The response to my Screenplay Markdown post has been wonderful. It’s a bit hard to follow the progress by reading the blog page, so here’s a brief recap.
I wrote about my recently discovered joy of working with plain text and Markdown, and that I’d concluded that a simple text file would not be such a bad way to begin work on a screenplay, given that Final Draft and many other screenwriting apps do a fine job of interpolating proper formatting from imported plain text documents.
Turned out I was not the only person to consider this, and some commenters called my attention to other plain-text-to-screenplay projects (post update 1).

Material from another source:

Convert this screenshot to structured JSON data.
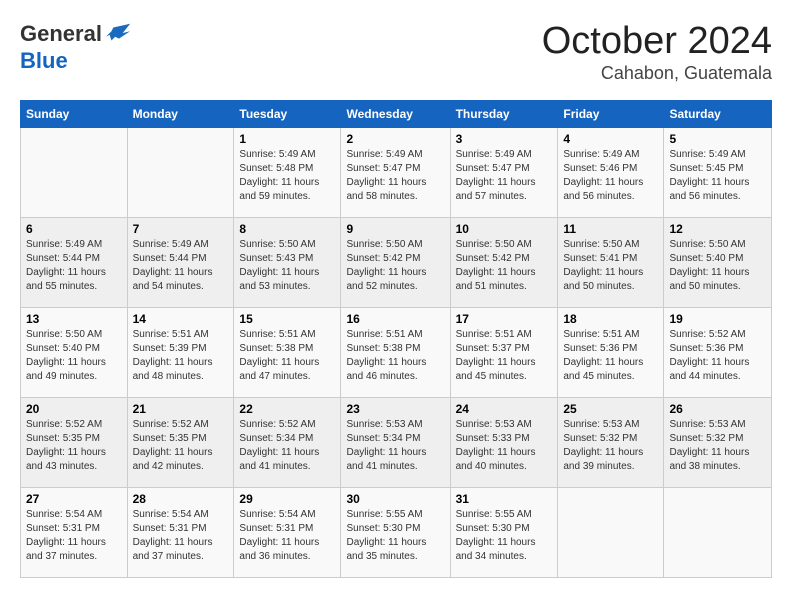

This led to speculation about a simple syntax that would account for the few things not supported by plain text import/export, such as emphasis, dual dialog, title pages and and centered text.
This led to me going bananas and writing up a proposal for a plain-text screenplay format called SPMD (update 2), and creating a video mockup of how an app like Byword might soft-preview your screenplay formatting while you work (update 3).
The Byword guys tweeted about the video and got some excited responses from their followers.
Kent Tessman, creator of the Fade In screenwriting software (and its iOS companion, which I just learned of), wrote a detailed reply on his own blog. Other developers have emailed me privately and shared their valuable thoughts.
This has resulted in some changes to the spec, and to some real hope on my part that SPMD might becomes something useful someday. So if you’re at all interested, please take a look at the proposal, download the sample files, and let us know your thoughts.